Honeymoon murder suspect Shrien Dewani

Cape Town - Honeymoon murder suspect Shrien Dewani could be back in South Africa within weeks. Prosecutors are discussing his return with his legal team after he decided not to continue his battle against extradition.

On Sunday the Justice Department said Dewani, 33, is expected to leave Britain on April 7 and touch down in South Africa on April 8 under plans being finalised with the British government.

"When he lands in South Africa, the National Prosecution Authority and the South African Police are going to call him to appear in Court, which is the Western Cape High Court," ministry spokesman Mthunzi Mhaga told AFP.

Dewani, 33, lost a crunch legal hearing in London’s High Court earlier this month when three judges ruled he should return to Cape Town to face trial for his alleged involvement in the killing of his bride Anni Hindocha, 28, in November 2010.

They blocked any further appeals in Britain, although Dewani could have approached the European Court of Human Rights.

Instead, his legal team are talking to Western Cape prosecutors about the mechanics of his return.
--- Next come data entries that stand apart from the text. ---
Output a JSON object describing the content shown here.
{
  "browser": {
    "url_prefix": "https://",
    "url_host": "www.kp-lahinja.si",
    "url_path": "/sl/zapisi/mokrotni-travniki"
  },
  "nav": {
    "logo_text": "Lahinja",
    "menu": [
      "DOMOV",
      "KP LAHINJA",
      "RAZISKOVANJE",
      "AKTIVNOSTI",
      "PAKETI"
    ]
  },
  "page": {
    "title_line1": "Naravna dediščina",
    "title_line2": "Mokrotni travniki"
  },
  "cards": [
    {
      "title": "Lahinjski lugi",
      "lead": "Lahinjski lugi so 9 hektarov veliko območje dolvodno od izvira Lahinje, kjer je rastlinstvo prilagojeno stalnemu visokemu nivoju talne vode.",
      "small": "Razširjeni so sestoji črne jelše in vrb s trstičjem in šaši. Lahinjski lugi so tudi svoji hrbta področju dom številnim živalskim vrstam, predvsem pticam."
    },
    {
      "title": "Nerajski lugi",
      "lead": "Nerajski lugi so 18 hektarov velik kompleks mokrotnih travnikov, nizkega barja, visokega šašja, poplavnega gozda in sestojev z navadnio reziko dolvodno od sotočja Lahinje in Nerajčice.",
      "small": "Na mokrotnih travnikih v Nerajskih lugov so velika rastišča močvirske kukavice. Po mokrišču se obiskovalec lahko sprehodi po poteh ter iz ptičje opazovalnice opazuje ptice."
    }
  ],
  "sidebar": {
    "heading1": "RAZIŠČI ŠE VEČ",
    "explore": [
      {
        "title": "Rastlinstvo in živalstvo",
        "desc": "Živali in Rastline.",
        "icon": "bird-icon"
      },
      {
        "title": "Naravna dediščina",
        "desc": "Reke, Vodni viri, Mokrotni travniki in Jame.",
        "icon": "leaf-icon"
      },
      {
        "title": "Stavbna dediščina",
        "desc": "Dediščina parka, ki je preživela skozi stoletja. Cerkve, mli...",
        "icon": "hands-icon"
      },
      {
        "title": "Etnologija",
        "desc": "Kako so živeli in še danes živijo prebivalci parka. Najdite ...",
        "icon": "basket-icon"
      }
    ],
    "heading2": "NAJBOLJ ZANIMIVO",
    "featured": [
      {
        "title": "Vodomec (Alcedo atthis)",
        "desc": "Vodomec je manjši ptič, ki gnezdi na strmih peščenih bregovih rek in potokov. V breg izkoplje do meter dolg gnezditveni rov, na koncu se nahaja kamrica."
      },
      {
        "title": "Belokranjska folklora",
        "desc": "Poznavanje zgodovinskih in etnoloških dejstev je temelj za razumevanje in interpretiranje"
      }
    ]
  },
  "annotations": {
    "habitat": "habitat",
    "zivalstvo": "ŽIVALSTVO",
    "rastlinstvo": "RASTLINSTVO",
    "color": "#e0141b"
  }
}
On Saturday Western Cape Director of Public Prosecutions Rodney de Kock said: “We are in contact with Mr Dewani’s lawyers about his return to South Africa… Those discussions will continue next week, with Dewani possibly returning in the first or second week of April.”

De Kock has regularly flown between Cape Town and London over the past three years as Dewani battled extradition in various London courts.

His options narrowed after the latest defeat. Lawyers however warned that if he appealed to the European Court, the outcome was unlikely to be in his favour.

Dewani did not appear at the high court to hear the verdict, instead remaining in the Bristol hospital where he is remanded to receive treatment for depression and post-traumatic stress disorder – health reasons he used to try to avoid extradition.

South Africa wants Dewani to return to answer claims that he was involved in Anni’s death after a “hijacking” in Gugulethu.

Prosecutors allege he paid the hijackers who later shot and killed Anni in the back of their cab after Dewani had been ejected. He has always denied involvement.

On Saturday night, speaking from Sweden, Anni’s uncle, Ashok Hindocha, said the whole family was relieved the long extradition process appeared to be drawing to a close. “It does appear to be a case of when rather than if he will be returning to South Africa now. All we have ever wanted is answers to what happened and justice for Anni.

“We know who killed her but we don’t know why, so we hope he will get better and be able to answer those questions in court. This whole process has been prolonged by his defence team, which has been hard, but we got there in the end.

“We have had tremendous support throughout this from people from around the world and especially South Africa. I’d like to thank them and hope we can get justice for Anni,” he said.

Hindocha has accompanied his brother and Anni’s father, Vinod, and mother, Nilam, as they attended court hearings in relation to the case.

So far three men have been convicted in South Africa over Anni’s death, including their driver on the night, Zola Tongo, who was sentenced to 18 years in prison.

South African authorities have given a number of assurances to their British counterparts that Dewani will receive good physical and psychiatric care in South Africa. He is likely to be sent to Valkenberg Hospital, where he will have his own room and access to top psychiatrists.

South Africa has agreed that Dewani can return to the UK within 18 months of his arrival if he is not fit enough to stand trial.

Independent Foreign Service and AFP